Component data from apps and pages:
▬▬▬▬▬▬
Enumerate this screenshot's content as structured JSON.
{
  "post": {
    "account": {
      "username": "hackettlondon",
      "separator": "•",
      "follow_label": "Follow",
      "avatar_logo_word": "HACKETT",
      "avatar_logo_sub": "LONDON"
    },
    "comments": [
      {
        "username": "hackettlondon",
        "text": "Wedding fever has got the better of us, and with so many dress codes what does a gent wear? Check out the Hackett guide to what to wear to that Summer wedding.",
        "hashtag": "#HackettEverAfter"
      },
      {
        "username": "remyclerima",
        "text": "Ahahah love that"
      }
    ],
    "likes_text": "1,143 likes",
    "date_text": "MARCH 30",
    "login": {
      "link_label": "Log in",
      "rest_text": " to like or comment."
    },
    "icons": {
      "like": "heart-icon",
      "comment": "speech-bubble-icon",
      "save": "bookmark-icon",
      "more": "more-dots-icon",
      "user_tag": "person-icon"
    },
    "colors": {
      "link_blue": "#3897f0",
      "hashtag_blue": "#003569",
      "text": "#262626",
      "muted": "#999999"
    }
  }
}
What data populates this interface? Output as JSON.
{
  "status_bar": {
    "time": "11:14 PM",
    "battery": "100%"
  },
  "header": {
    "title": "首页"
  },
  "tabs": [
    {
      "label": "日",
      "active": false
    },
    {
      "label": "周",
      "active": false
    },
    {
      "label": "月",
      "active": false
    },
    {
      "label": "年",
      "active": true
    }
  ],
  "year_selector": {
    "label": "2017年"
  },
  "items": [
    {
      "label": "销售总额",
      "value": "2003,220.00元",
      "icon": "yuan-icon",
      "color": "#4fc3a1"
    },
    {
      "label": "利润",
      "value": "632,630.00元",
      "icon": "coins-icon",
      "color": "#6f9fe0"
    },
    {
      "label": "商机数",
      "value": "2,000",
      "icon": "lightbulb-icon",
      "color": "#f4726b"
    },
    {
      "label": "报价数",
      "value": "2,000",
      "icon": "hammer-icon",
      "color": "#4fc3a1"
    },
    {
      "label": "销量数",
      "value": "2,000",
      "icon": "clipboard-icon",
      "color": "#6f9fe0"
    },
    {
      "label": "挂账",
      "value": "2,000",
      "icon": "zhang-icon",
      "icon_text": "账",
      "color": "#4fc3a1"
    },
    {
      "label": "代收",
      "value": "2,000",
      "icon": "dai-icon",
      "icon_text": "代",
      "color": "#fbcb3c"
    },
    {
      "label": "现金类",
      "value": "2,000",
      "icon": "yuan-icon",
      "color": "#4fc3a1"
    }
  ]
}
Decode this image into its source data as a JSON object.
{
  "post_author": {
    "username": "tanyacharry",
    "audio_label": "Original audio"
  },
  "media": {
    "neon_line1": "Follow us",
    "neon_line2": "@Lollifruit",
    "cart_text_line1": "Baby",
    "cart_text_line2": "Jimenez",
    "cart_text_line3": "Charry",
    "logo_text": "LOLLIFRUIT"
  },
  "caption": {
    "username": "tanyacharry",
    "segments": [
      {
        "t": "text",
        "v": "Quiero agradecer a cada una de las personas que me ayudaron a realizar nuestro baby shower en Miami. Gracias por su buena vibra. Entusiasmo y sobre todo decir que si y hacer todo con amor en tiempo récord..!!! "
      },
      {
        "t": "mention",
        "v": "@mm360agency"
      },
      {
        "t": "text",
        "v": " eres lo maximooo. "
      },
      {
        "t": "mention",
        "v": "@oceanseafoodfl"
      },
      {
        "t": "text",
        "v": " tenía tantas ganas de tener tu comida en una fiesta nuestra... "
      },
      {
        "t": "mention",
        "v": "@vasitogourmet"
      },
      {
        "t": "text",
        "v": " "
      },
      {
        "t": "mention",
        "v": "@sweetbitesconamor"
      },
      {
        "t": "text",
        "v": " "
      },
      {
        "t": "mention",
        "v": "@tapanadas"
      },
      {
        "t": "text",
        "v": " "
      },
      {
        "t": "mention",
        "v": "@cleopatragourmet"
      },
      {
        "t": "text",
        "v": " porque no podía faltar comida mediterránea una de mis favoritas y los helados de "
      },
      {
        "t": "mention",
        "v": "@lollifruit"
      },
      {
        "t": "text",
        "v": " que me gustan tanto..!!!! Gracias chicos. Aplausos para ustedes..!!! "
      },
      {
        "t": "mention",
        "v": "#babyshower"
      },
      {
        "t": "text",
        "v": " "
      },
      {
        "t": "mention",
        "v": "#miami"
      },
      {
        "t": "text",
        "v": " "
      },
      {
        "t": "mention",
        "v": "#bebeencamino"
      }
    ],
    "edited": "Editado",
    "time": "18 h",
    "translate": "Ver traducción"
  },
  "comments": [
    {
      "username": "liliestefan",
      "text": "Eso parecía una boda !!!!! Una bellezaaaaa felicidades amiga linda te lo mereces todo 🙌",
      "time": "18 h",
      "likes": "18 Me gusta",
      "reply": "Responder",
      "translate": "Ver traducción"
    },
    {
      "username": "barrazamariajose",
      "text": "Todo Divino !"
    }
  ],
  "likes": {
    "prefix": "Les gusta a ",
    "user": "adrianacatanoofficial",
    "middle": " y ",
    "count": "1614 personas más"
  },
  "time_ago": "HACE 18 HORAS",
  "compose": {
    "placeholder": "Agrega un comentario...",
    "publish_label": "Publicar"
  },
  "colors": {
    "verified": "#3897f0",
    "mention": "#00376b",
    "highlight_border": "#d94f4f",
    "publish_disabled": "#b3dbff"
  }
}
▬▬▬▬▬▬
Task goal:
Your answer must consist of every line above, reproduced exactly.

Solution:
Enumerate this screenshot's content as structured JSON.
{
  "post": {
    "account": {
      "username": "hackettlondon",
      "separator": "•",
      "follow_label": "Follow",
      "avatar_logo_word": "HACKETT",
      "avatar_logo_sub": "LONDON"
    },
    "comments": [
      {
        "username": "hackettlondon",
        "text": "Wedding fever has got the better of us, and with so many dress codes what does a gent wear? Check out the Hackett guide to what to wear to that Summer wedding.",
        "hashtag": "#HackettEverAfter"
      },
      {
        "username": "remyclerima",
        "text": "Ahahah love that"
      }
    ],
    "likes_text": "1,143 likes",
    "date_text": "MARCH 30",
    "login": {
      "link_label": "Log in",
      "rest_text": " to like or comment."
    },
    "icons": {
      "like": "heart-icon",
      "comment": "speech-bubble-icon",
      "save": "bookmark-icon",
      "more": "more-dots-icon",
      "user_tag": "person-icon"
    },
    "colors": {
      "link_blue": "#3897f0",
      "hashtag_blue": "#003569",
      "text": "#262626",
      "muted": "#999999"
    }
  }
}
What data populates this interface? Output as JSON.
{
  "status_bar": {
    "time": "11:14 PM",
    "battery": "100%"
  },
  "header": {
    "title": "首页"
  },
  "tabs": [
    {
      "label": "日",
      "active": false
    },
    {
      "label": "周",
      "active": false
    },
    {
      "label": "月",
      "active": false
    },
    {
      "label": "年",
      "active": true
    }
  ],
  "year_selector": {
    "label": "2017年"
  },
  "items": [
    {
      "label": "销售总额",
      "value": "2003,220.00元",
      "icon": "yuan-icon",
      "color": "#4fc3a1"
    },
    {
      "label": "利润",
      "value": "632,630.00元",
      "icon": "coins-icon",
      "color": "#6f9fe0"
    },
    {
      "label": "商机数",
      "value": "2,000",
      "icon": "lightbulb-icon",
      "color": "#f4726b"
    },
    {
      "label": "报价数",
      "value": "2,000",
      "icon": "hammer-icon",
      "color": "#4fc3a1"
    },
    {
      "label": "销量数",
      "value": "2,000",
      "icon": "clipboard-icon",
      "color": "#6f9fe0"
    },
    {
      "label": "挂账",
      "value": "2,000",
      "icon": "zhang-icon",
      "icon_text": "账",
      "color": "#4fc3a1"
    },
    {
      "label": "代收",
      "value": "2,000",
      "icon": "dai-icon",
      "icon_text": "代",
      "color": "#fbcb3c"
    },
    {
      "label": "现金类",
      "value": "2,000",
      "icon": "yuan-icon",
      "color": "#4fc3a1"
    }
  ]
}
Decode this image into its source data as a JSON object.
{
  "post_author": {
    "username": "tanyacharry",
    "audio_label": "Original audio"
  },
  "media": {
    "neon_line1": "Follow us",
    "neon_line2": "@Lollifruit",
    "cart_text_line1": "Baby",
    "cart_text_line2": "Jimenez",
    "cart_text_line3": "Charry",
    "logo_text": "LOLLIFRUIT"
  },
  "caption": {
    "username": "tanyacharry",
    "segments": [
      {
        "t": "text",
        "v": "Quiero agradecer a cada una de las personas que me ayudaron a realizar nuestro baby shower en Miami. Gracias por su buena vibra. Entusiasmo y sobre todo decir que si y hacer todo con amor en tiempo récord..!!! "
      },
      {
        "t": "mention",
        "v": "@mm360agency"
      },
      {
        "t": "text",
        "v": " eres lo maximooo. "
      },
      {
        "t": "mention",
        "v": "@oceanseafoodfl"
      },
      {
        "t": "text",
        "v": " tenía tantas ganas de tener tu comida en una fiesta nuestra... "
      },
      {
        "t": "mention",
        "v": "@vasitogourmet"
      },
      {
        "t": "text",
        "v": " "
      },
      {
        "t": "mention",
        "v": "@sweetbitesconamor"
      },
      {
        "t": "text",
        "v": " "
      },
      {
        "t": "mention",
        "v": "@tapanadas"
      },
      {
        "t": "text",
        "v": " "
      },
      {
        "t": "mention",
        "v": "@cleopatragourmet"
      },
      {
        "t": "text",
        "v": " porque no podía faltar comida mediterránea una de mis favoritas y los helados de "
      },
      {
        "t": "mention",
        "v": "@lollifruit"
      },
      {
        "t": "text",
        "v": " que me gustan tanto..!!!! Gracias chicos. Aplausos para ustedes..!!! "
      },
      {
        "t": "mention",
        "v": "#babyshower"
      },
      {
        "t": "text",
        "v": " "
      },
      {
        "t": "mention",
        "v": "#miami"
      },
      {
        "t": "text",
        "v": " "
      },
      {
        "t": "mention",
        "v": "#bebeencamino"
      }
    ],
    "edited": "Editado",
    "time": "18 h",
    "translate": "Ver traducción"
  },
  "comments": [
    {
      "username": "liliestefan",
      "text": "Eso parecía una boda !!!!! Una bellezaaaaa felicidades amiga linda te lo mereces todo 🙌",
      "time": "18 h",
      "likes": "18 Me gusta",
      "reply": "Responder",
      "translate": "Ver traducción"
    },
    {
      "username": "barrazamariajose",
      "text": "Todo Divino !"
    }
  ],
  "likes": {
    "prefix": "Les gusta a ",
    "user": "adrianacatanoofficial",
    "middle": " y ",
    "count": "1614 personas más"
  },
  "time_ago": "HACE 18 HORAS",
  "compose": {
    "placeholder": "Agrega un comentario...",
    "publish_label": "Publicar"
  },
  "colors": {
    "verified": "#3897f0",
    "mention": "#00376b",
    "highlight_border": "#d94f4f",
    "publish_disabled": "#b3dbff"
  }
}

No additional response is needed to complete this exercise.